Meeting Management

Meeting management – What happens during the meeting; how it is run, and by who.

The four stages of meeting management were described in earlier blogs (here and here) as:

  • Preparation – what happens before the meeting
  • Meeting management – what happens during a meeting
  • Follow-through – what happens after to ensure decisions are acted on Feedback – policies and procedures that encourage best practices

Preparation was described as having two phases. In the first, you decide if a meeting should be held (whether or not a meeting is the best way to achieve the ends you are after). In the second phase of preparation, after you have decided to call a meeting, you set the stage for a productive meeting through preparation.

  • First: gain consensus on the purpose and content (decisions and agenda).
  • Second: prepare everyone in advance for agenda items (background reading).

Preparation sets the stage

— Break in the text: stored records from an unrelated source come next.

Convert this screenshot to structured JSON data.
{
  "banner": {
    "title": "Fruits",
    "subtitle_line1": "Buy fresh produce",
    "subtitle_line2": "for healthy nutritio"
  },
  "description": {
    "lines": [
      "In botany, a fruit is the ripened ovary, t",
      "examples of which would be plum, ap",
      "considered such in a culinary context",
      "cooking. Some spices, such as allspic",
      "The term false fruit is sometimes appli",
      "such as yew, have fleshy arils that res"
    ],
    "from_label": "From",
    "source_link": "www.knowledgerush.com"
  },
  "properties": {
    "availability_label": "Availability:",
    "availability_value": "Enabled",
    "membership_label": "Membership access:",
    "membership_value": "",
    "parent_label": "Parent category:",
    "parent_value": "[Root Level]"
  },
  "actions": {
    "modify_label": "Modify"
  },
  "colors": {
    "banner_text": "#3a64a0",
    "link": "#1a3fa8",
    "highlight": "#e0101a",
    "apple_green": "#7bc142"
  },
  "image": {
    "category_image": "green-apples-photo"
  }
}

Meeting preparation is a lot of work. It is often more work than the meeting itself. In general, meeting owners under-prepare; too little is done in advance. This greatly increases the difficulty of having a productive meeting.

Who Should Run a Meeting?

The most senior person present or a trained facilitator with appropriate authority should be in charge of a meeting. The person in charge must have the authority, skill and tact to start and stop conversations. They must be able to control what is being discussed, by whom and how. They must be in charge. Meetings must be ‘managed.’ Someone must be at the helm. That someone must have the authority necessary to ‘steer’ the meeting. If they do not, there is no telling where the meeting will end up.

Facilitator’s Role

Facilitators are responsible for enforcing rules of order. Whose rules of order? The organization’s. Of course every organization has different rules. There are even different rules between departments within an organization.

The degree of formality that an organization imposes on meetings plays a big role in the average productivity level. More rules equal more productivity. It is not that a laissez-faire meeting can’t be productive. It’s just that not very many of them are.

Facilitator or Preparation?

A good facilitator can help make up for a lack of adequate preparation. Skilled facilitators will make any meeting more productive. The less preparation done in advance, the more skilled the facilitator will need to be in order to extract value out of a meeting. Facilitators who have the right authority will help to ensure that meetings are properly prepared for. They will cancel meetings that are unlikely to succeed. The facilitator does not want to be blamed for failure caused by a lack of planning on the part of a meeting owner

In this article

Join the Conversation